YOUR TASK: Reproduce every record below word for word and include no pictures.

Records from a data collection
§ §
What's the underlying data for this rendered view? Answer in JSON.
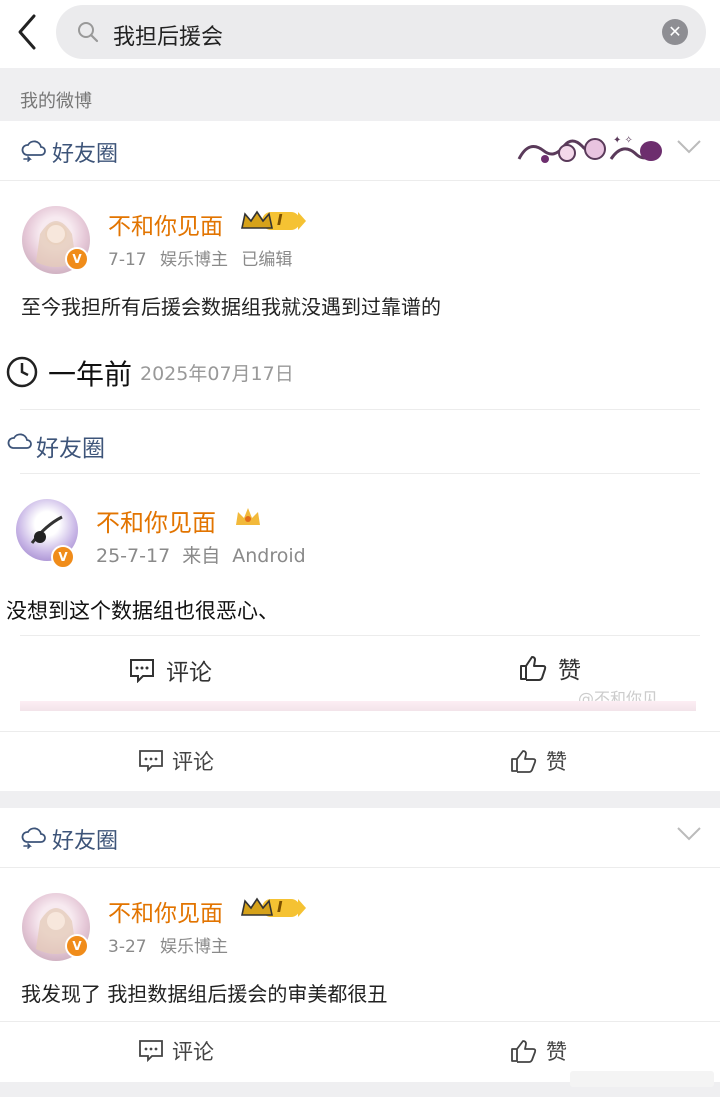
{
  "search": {
    "query": "我担后援会"
  },
  "section_label": "我的微博",
  "posts": [
    {
      "circle": "好友圈",
      "username": "不和你见面",
      "level": "I",
      "meta": "7-17   娱乐博主   已编辑",
      "text": "至今我担所有后援会数据组我就没遇到过靠谱的",
      "embed": {
        "time_label": "一年前",
        "date": "2025年07月17日",
        "circle": "好友圈",
        "username": "不和你见面",
        "meta": "25-7-17  来自 Android",
        "text": "没想到这个数据组也很恶心、",
        "comment": "评论",
        "like": "赞",
        "watermark": "@不和你见"
      },
      "comment": "评论",
      "like": "赞"
    },
    {
      "circle": "好友圈",
      "username": "不和你见面",
      "level": "I",
      "meta": "3-27   娱乐博主",
      "text": "我发现了 我担数据组后援会的审美都很丑",
      "comment": "评论",
      "like": "赞"
    }
  ]
}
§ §
SOLUTION:
What's the underlying data for this rendered view? Answer in JSON.
{
  "search": {
    "query": "我担后援会"
  },
  "section_label": "我的微博",
  "posts": [
    {
      "circle": "好友圈",
      "username": "不和你见面",
      "level": "I",
      "meta": "7-17   娱乐博主   已编辑",
      "text": "至今我担所有后援会数据组我就没遇到过靠谱的",
      "embed": {
        "time_label": "一年前",
        "date": "2025年07月17日",
        "circle": "好友圈",
        "username": "不和你见面",
        "meta": "25-7-17  来自 Android",
        "text": "没想到这个数据组也很恶心、",
        "comment": "评论",
        "like": "赞",
        "watermark": "@不和你见"
      },
      "comment": "评论",
      "like": "赞"
    },
    {
      "circle": "好友圈",
      "username": "不和你见面",
      "level": "I",
      "meta": "3-27   娱乐博主",
      "text": "我发现了 我担数据组后援会的审美都很丑",
      "comment": "评论",
      "like": "赞"
    }
  ]
}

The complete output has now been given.